Ming listened as the ship’s intelligence officer spoke.  Once she finished he mulled over what she had said and his violet eyes all but sparkled.  He said, “I have seen some rather wild things during my life.  Improbable things to put things mildly.  From what I have learned over the years I can’t say that you’re wrong about the Romulans.  The Rihansu, as they like to call themselves, tend to look out for themselves first as a rule and cloak & dagger is a sport to many of them.” 

Ming took a second pause to form his next words.  He added, “Something like that last scenerio would be most likely do the trick.  If Starfleet happened to maybe help the Romulans discover such a thing….I strongly suspect it’d help things along quite nicely.  That would be amazing albeit improbable though wouldn’t it?”  

Riandri couldn’t hide the smile at the statement, “I cannot say that I know of anything along those lines but I would not be surprised if it is something that is being investigated.” She shrugged slightly, “Time will tell.” As she spoke her computer chimed and she glanced at it, “I hate to cut this short but I have a debriefing I need to attend.

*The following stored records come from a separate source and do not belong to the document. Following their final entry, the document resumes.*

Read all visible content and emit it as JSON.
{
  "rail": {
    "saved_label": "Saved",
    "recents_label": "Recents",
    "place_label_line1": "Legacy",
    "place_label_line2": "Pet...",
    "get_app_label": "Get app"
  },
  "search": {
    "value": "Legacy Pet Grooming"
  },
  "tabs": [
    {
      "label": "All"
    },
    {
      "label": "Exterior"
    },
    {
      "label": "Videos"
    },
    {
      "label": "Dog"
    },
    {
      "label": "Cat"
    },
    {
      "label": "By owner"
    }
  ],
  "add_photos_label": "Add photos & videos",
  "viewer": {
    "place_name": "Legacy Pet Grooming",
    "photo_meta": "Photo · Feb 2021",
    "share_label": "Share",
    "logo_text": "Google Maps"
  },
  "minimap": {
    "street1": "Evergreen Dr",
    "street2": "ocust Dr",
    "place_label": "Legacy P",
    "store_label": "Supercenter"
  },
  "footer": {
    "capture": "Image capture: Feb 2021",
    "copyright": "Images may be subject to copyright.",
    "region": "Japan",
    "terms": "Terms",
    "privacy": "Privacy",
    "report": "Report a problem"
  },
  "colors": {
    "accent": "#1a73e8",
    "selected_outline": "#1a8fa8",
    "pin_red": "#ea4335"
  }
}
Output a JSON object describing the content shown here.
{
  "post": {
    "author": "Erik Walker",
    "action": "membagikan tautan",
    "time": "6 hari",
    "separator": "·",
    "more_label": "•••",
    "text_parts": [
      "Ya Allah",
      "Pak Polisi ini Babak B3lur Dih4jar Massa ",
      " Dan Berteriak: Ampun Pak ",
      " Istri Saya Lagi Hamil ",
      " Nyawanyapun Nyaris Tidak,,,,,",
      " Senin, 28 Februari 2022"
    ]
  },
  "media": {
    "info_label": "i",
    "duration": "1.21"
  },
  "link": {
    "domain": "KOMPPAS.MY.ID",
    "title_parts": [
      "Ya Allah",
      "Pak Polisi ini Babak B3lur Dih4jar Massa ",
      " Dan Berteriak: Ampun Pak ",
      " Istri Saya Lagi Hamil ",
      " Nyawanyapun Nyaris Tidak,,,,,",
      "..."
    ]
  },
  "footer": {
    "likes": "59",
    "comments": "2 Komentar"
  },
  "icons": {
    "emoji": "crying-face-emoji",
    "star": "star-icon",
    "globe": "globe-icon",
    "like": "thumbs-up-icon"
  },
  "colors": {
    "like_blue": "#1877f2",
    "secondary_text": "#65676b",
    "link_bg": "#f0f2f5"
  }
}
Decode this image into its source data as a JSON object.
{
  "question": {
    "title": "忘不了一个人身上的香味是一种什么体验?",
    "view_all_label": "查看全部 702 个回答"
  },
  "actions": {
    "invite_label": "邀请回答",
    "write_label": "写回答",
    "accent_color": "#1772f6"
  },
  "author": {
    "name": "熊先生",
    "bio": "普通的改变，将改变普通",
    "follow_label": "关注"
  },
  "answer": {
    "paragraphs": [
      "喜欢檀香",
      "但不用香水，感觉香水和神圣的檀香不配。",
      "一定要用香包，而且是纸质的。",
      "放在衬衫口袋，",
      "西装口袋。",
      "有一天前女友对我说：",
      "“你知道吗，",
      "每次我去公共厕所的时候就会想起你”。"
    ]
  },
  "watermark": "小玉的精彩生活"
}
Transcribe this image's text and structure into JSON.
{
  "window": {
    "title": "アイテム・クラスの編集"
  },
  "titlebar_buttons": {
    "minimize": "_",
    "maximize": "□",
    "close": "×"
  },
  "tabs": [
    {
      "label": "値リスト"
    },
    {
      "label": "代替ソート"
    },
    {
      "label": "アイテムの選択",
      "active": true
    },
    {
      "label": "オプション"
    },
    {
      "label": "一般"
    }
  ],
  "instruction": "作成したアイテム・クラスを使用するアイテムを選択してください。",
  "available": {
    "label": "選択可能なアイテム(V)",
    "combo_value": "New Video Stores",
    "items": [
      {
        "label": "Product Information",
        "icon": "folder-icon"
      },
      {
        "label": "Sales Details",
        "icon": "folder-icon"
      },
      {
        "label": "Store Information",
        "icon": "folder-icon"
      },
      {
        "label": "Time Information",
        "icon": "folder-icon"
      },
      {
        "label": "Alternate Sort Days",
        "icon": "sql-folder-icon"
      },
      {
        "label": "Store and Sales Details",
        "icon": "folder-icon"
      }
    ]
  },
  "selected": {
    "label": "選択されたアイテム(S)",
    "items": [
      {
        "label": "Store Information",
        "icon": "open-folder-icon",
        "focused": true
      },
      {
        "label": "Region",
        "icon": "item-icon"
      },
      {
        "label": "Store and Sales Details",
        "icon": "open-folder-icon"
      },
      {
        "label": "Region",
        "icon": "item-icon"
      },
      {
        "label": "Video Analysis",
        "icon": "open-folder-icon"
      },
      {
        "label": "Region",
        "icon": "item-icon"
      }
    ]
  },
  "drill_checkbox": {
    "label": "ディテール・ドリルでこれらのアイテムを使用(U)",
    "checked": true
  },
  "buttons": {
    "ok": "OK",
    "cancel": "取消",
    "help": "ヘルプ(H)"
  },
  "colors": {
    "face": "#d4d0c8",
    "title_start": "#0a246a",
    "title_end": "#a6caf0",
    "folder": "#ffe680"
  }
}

If you ever need to chat feel free to drop by Marcus.”

Marcus David Ming fixed Riandri with a slight smile that mixed cordiatlity and a certain slyness.  He said, “Aye….Time can tell for sure.  I’ll look forward to our next conversation.  In the meantime I’d say don’t get into trouble however think simply saying ‘don’t get caught’ might be more fitting.” 

Riandri laughed at that comment and smiled, “I will see what I can do about that.” She stood, “Be safe and we will speak soon.”

“See you soon then,” Ming said maintaining the same smile.  He nodded cordially then turned to leave this office and back to his.  The war just got a hair more interesting and he liked it.  


  • Ming gives us a personal look at how the fighter pilots, people so much closer to enemy fire than most, are handling the realities of what they face, and Riandri speaks with a competence and degree of experience that makes her perspective compelling. A great post between two officers trying to navigate the situation!

    June 27, 2023